I think it's gotten worse. At that time, I did some research on Department of Workforce Solutions data and the number I remember was 80 violations or reported violations statewide. That's back in the news recently and now there are hundreds. It may be improved enforcement by the department, it may be people's greater willingness to come forward and so on. I think that has become a more serious problem than it used to be and it certainly needs attention. That is basically straight theft from employees, which is completely unacceptable.

In 2007, you also told The New York Times—you’ve been in The New York Times a lot—you thought typical complaints about short-term rentals in terms of quality of life weren’t on point in Santa Fe. You said: ‘We are a pretty sophisticated town; people come here for the art and culture. We’re not a college town. We don’t have tequila-drinking contests.’ I’m guessing your thinking on short-term rentals has evolved in the last 12 years?

Well, yes. It's become a very important part of the local economy … I'm pleased the city has done good research, along with Homewise, to determine how many there are to make sure they are licensed. We want to see active enforcement to make sure they are following the rules and they are contributing both gross receipts and lodgers' tax. I'm optimistic the city will decide to take the additional gross receipts tax and put that toward the Affordable Housing Trust Fund. This is found money [$1.6 million] the city wasn't budgeting.

You must hear concerns from businesses about the housing situation.

It's the No. 1 challenge I hear from business owners. It's always workforce, but now it's places for workforce to live.

The chamber was part of 2003 litigation challenging the Living Wage Law. Where do you stand now and what impact do you think the law has had?

… I was not part of the decision the chamber took to sue.

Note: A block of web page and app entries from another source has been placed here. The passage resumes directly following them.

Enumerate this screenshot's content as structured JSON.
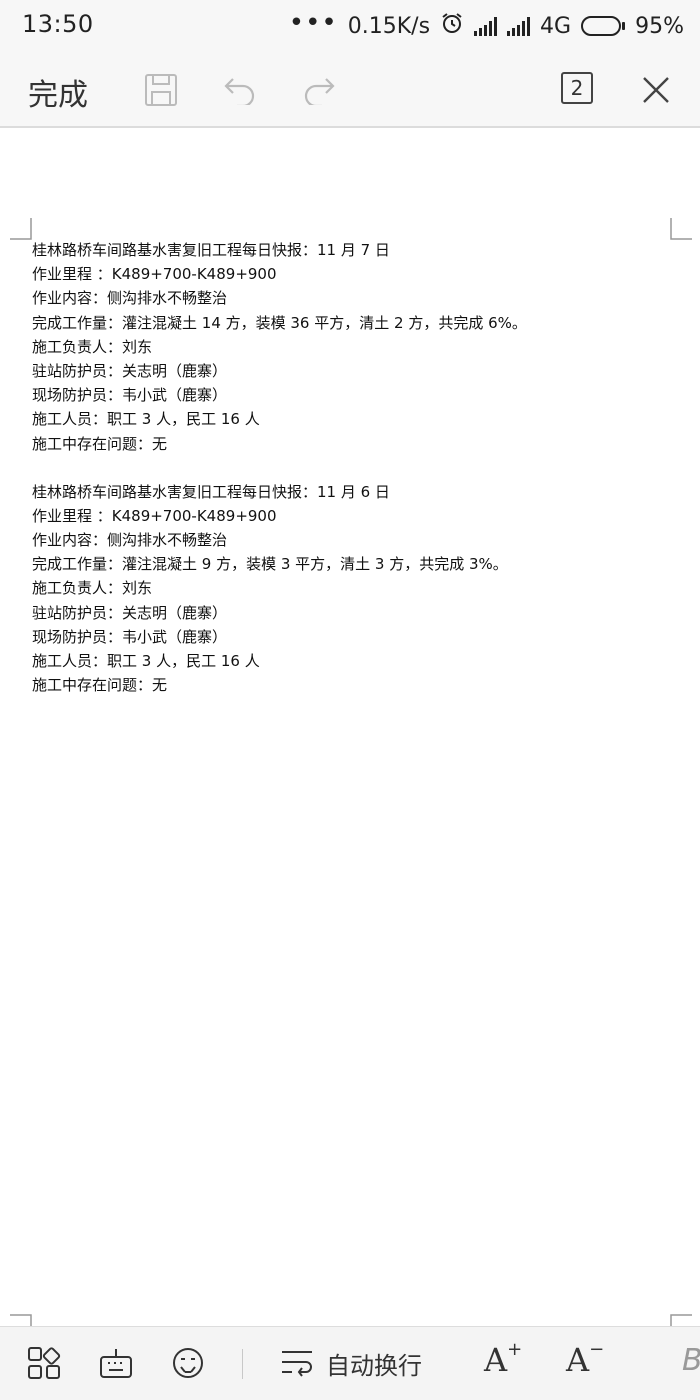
{
  "status_bar": {
    "time": "13:50",
    "speed": "0.15K/s",
    "network": "4G",
    "battery_percent": "95%",
    "battery_level": 0.95,
    "icons": [
      "more-dots-icon",
      "alarm-clock-icon",
      "signal-icon",
      "signal-icon",
      "battery-icon"
    ]
  },
  "toolbar": {
    "done_label": "完成",
    "page_count": "2",
    "icons": [
      "save-icon",
      "undo-icon",
      "redo-icon",
      "page-count-icon",
      "close-icon"
    ]
  },
  "document": {
    "reports": [
      {
        "lines": [
          "桂林路桥车间路基水害复旧工程每日快报：11 月 7 日",
          "作业里程 ：K489+700-K489+900",
          "作业内容：侧沟排水不畅整治",
          "完成工作量：灌注混凝土 14 方，装模 36 平方，清土 2 方，共完成 6%。",
          "施工负责人：刘东",
          "驻站防护员：关志明（鹿寨）",
          "现场防护员：韦小武（鹿寨）",
          "施工人员：职工 3 人，民工 16 人",
          "施工中存在问题：无"
        ]
      },
      {
        "lines": [
          "桂林路桥车间路基水害复旧工程每日快报：11 月 6 日",
          "作业里程 ：K489+700-K489+900",
          "作业内容：侧沟排水不畅整治",
          "完成工作量：灌注混凝土 9 方，装模 3 平方，清土 3 方，共完成 3%。",
          "施工负责人：刘东",
          "驻站防护员：关志明（鹿寨）",
          "现场防护员：韦小武（鹿寨）",
          "施工人员：职工 3 人，民工 16 人",
          "施工中存在问题：无"
        ]
      }
    ]
  },
  "bottom_bar": {
    "auto_wrap_label": "自动换行",
    "font_increase_label": "A",
    "font_decrease_label": "A",
    "bold_label": "B",
    "icons": [
      "apps-grid-icon",
      "keyboard-icon",
      "emoji-icon",
      "auto-wrap-icon",
      "font-increase-icon",
      "font-decrease-icon",
      "bold-icon"
    ]
  },
  "colors": {
    "bar_background": "#f7f7f7",
    "text": "#222222",
    "page": "#ffffff"
  }
}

I think during the recession it made things worse in the sense that if a business is already feeling a squeeze, it was difficult to come up with $10 or $11-an-hour to pay entry-level people to work. My biggest concern now is that high school students will go to work rather than stay in school because they can make $12 or $15-an-hour working and not pursuing their studies, which keeps them stuck in a poverty trap because they don't acquire new skills or new education.

What are you going to miss?

Being involved in the community. This position allows me to know a little about a lot of things … it's an inch deep and a mile wide and I enjoy that. The reward of it has been working with entrepreneurs. I've had the opportunity to meet and help literally hundreds of business people and work really hard and come up with some incredibly creative ways to operate a business and that's been very rewarding.